b. Peer Harassment (Ninth Claim)
District argues "the uncontroverted facts . . . establish beyond question that [District] was not deliberately indifferent to Student's plight [concerning peer harassment,] . . . [since] Student's teacher responded to each peer harassment incident or communication by speaking directly with the [other s]tudents involved and bringing [in] the school counselor to provide additional support." (Mot. 44:27-45:2.) Plaintiffs counter that "[t]here is a triable issue of material fact [on the issues of whether District] knew and understood that [Student] was the target of continuing and systematic peer harassment, and [whether] despite the numerous requests to stop the harassment after it got physical, [District] was deliberately indifferent." (Opp'n 52.)

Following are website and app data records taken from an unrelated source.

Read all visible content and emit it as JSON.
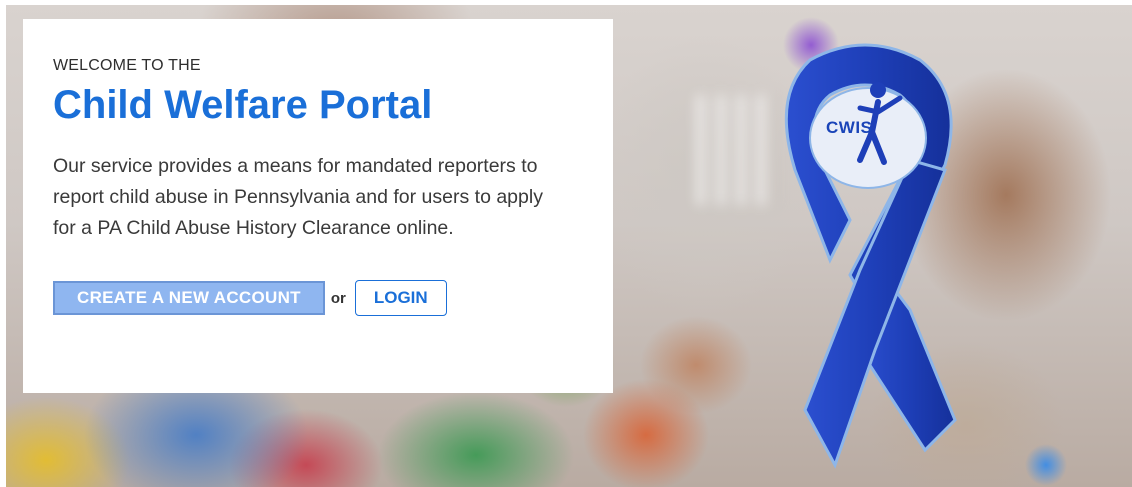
{
  "hero": {
    "eyebrow": "WELCOME TO THE",
    "title": "Child Welfare Portal",
    "description": "Our service provides a means for mandated reporters to report child abuse in Pennsylvania and for users to apply for a PA Child Abuse History Clearance online.",
    "create_account_label": "CREATE A NEW ACCOUNT",
    "or_label": "or",
    "login_label": "LOGIN"
  },
  "logo": {
    "text": "CWIS"
  },
  "colors": {
    "brand_blue": "#1a6fd8",
    "create_button": "#8fb6f0",
    "ribbon_blue": "#1e3fb8"
  }
}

The evidence evinces that Student experienced five incidents of peer harassment between December 8, 2008 and May 13, 2009. (Pls.' Exs. in Opp'n, Ex. G.) Benjamin was not aware of the first, third, or fourth incidents until Lyndi Marchese reported them to her. Id. Benjamin, Mr. Coble, the school counselor, or the assistant principal spoke to the offenders following the second, third, and fourth incidents. Id. Further, Lyndi Marchese was satisfied with the assurance Benjamin gave her after Lyndi Marchese informed Benjamin about the first incident; specifically, Benjamin stated she would "keep an eye on the situation and intervene if necessary." (Pls.' Exs. in Opp'n, Ex. G.) In addition, Benjamin prohibited the offending student from working with Student after the second and fourth incidents. Id. Further, the assistant principal suspended the offender involved in the fifth incident for five days. (Dep't of Educ. Office of Civil Rights Decision, No. 09-09-1346, at 5 (Mar. 5, 2010), attached as Ex. A to Gutierrez Decl.).

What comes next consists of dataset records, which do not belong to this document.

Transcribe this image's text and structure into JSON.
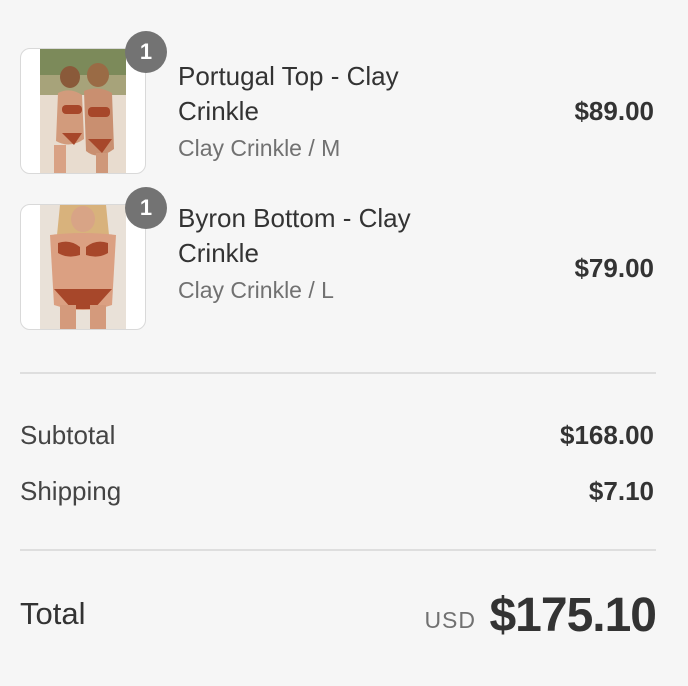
{
  "items": [
    {
      "quantity": "1",
      "name": "Portugal Top - Clay Crinkle",
      "variant": "Clay Crinkle / M",
      "price": "$89.00",
      "image": "product-photo-portugal-top"
    },
    {
      "quantity": "1",
      "name": "Byron Bottom - Clay Crinkle",
      "variant": "Clay Crinkle / L",
      "price": "$79.00",
      "image": "product-photo-byron-bottom"
    }
  ],
  "summary": {
    "subtotal_label": "Subtotal",
    "subtotal_value": "$168.00",
    "shipping_label": "Shipping",
    "shipping_value": "$7.10"
  },
  "total": {
    "label": "Total",
    "currency": "USD",
    "value": "$175.10"
  },
  "colors": {
    "badge": "#737373",
    "text": "#333333",
    "muted": "#717171",
    "background": "#f6f6f6"
  }
}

This evidence evinces that District "took . . . affirmative steps . . . to address the incidents of harassment involving [Student]" and "does not give rise to an inference that [District] was deliberately indifferent to [Student's] situation or that it had an attitude of permissiveness that amounted to discrimination." S.S. v. E. Ky. Univ., 532 F.3d 445, 455-56 (6th Cir. 2008). Therefore, this portion of District's motion is GRANTED.
For the stated reasons, the ALJ's Decision is AFFIRMED,*fn2
and District's summary judgment motion is GRANTED. Judgment
shall be entered in favor of Defendant.